> _Aim of the task_
Filter the records below for the word "无法计算同比增速". Copy each line that holds it.

> _Entries supplied_
········
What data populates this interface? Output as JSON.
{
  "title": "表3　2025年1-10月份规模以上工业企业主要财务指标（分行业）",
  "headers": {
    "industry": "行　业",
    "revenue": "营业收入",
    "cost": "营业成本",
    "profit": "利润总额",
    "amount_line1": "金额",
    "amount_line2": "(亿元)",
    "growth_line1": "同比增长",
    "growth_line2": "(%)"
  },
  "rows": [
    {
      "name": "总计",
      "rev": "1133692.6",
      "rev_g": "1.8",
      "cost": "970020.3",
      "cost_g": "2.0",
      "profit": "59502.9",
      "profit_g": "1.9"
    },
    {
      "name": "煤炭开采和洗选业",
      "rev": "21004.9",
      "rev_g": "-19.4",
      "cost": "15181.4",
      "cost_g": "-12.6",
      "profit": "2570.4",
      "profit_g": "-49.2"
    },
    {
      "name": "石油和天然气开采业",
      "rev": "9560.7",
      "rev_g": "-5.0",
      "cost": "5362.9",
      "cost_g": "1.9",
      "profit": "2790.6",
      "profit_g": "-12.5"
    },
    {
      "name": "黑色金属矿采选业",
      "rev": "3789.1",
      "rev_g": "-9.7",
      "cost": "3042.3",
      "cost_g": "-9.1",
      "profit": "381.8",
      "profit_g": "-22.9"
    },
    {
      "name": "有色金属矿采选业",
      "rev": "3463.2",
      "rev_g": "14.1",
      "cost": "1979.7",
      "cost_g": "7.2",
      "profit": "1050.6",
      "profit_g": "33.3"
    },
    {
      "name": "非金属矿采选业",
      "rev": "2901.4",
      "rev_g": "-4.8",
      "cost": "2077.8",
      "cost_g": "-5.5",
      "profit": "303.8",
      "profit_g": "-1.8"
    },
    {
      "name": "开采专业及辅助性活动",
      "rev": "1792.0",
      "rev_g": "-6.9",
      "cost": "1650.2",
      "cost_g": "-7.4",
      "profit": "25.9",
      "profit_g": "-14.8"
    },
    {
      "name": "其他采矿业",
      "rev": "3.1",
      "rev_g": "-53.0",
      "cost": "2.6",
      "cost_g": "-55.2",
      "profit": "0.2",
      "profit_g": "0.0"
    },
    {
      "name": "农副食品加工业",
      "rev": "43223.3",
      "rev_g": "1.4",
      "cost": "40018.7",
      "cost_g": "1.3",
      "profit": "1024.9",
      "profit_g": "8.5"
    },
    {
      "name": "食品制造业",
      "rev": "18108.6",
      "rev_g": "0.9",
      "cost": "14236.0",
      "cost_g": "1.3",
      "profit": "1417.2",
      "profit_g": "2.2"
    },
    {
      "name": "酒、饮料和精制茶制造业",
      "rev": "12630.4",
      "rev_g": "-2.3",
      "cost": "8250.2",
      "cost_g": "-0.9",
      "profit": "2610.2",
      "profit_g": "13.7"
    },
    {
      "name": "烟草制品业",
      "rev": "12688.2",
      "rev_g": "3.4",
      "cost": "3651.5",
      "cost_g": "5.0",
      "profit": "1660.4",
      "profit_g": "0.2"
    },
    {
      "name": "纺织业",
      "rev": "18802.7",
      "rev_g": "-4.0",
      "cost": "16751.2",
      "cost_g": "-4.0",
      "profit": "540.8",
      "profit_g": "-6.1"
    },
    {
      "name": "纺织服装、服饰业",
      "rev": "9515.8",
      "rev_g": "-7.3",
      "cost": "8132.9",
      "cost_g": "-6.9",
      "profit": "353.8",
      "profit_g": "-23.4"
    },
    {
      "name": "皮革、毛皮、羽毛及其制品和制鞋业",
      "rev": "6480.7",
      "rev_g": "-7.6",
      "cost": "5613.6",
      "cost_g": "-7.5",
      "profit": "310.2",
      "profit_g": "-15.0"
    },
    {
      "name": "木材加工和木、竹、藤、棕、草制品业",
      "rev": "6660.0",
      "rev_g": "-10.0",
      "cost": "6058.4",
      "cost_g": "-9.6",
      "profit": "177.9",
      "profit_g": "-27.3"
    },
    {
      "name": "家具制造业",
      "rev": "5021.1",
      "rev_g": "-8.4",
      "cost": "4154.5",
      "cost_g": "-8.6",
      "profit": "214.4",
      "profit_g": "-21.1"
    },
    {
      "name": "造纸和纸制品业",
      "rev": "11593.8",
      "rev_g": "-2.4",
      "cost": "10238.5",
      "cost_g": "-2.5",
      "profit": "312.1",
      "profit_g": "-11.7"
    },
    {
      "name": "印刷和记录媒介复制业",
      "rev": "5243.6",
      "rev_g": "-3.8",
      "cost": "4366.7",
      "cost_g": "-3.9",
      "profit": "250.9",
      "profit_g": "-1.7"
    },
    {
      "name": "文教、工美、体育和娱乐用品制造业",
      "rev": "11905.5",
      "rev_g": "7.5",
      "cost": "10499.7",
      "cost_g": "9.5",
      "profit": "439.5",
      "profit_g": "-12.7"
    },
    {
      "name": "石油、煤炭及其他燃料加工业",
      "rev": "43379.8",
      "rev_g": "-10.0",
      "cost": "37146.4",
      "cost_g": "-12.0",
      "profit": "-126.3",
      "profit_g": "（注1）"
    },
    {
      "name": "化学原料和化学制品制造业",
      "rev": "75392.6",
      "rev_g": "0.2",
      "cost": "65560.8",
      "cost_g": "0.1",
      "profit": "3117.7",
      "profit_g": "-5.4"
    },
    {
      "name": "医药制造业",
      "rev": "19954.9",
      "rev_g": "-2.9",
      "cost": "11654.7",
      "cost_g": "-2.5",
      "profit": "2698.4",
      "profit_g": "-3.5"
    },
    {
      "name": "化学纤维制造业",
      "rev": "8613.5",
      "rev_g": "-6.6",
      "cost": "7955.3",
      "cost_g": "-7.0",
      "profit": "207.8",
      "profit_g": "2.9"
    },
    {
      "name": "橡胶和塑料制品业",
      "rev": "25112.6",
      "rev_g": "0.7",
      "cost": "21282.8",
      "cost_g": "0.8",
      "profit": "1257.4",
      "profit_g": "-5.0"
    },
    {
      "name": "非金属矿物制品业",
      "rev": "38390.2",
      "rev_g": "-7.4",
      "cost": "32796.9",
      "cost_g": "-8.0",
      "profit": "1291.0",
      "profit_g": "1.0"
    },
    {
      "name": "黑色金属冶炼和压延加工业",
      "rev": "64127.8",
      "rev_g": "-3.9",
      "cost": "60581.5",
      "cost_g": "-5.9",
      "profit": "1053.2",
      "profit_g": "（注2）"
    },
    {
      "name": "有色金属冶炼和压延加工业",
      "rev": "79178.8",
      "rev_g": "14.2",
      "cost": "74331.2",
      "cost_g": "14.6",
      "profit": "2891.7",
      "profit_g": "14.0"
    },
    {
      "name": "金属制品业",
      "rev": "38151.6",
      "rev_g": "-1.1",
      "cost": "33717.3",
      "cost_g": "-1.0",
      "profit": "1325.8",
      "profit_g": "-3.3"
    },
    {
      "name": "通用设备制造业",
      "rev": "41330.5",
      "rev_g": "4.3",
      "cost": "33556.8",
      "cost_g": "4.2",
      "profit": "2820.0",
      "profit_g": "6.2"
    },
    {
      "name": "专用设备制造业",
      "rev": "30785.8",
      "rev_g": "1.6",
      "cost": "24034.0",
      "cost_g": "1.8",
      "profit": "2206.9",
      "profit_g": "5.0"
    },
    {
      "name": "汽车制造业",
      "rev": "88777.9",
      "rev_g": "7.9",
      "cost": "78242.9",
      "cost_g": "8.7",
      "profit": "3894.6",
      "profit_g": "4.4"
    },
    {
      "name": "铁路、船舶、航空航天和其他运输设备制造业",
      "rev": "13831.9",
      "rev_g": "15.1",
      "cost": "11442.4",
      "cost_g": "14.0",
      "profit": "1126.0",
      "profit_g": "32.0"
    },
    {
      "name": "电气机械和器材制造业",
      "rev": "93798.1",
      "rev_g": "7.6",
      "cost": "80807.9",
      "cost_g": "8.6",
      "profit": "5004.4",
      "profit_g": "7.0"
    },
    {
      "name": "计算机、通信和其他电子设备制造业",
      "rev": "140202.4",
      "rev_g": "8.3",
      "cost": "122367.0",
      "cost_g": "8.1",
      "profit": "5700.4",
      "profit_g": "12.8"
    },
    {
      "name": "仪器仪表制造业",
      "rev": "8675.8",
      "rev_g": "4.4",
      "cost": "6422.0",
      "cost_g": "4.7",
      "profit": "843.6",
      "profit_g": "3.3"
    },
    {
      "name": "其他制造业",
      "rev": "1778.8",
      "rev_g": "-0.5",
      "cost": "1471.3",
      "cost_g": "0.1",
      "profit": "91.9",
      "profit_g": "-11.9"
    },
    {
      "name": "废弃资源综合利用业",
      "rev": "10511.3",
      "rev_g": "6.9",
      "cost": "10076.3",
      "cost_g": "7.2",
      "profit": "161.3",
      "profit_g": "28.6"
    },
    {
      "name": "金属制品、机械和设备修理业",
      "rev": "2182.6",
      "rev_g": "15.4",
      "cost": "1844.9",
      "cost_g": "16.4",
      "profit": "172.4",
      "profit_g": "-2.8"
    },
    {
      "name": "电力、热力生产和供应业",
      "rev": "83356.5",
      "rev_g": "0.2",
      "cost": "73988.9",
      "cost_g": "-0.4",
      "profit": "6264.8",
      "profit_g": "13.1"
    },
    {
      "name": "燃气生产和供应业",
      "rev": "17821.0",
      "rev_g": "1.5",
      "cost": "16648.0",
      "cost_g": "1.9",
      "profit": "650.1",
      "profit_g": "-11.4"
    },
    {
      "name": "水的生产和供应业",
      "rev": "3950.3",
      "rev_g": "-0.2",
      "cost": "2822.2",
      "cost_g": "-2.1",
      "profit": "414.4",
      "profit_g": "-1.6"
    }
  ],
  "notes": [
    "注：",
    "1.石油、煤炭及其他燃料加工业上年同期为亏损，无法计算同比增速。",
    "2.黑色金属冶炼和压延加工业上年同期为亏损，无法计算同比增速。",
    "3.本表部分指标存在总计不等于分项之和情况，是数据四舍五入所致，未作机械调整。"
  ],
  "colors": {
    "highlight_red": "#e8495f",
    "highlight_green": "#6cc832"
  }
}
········
> _Solution for this problem_
    "1.石油、煤炭及其他燃料加工业上年同期为亏损，无法计算同比增速。",
    "2.黑色金属冶炼和压延加工业上年同期为亏损，无法计算同比增速。",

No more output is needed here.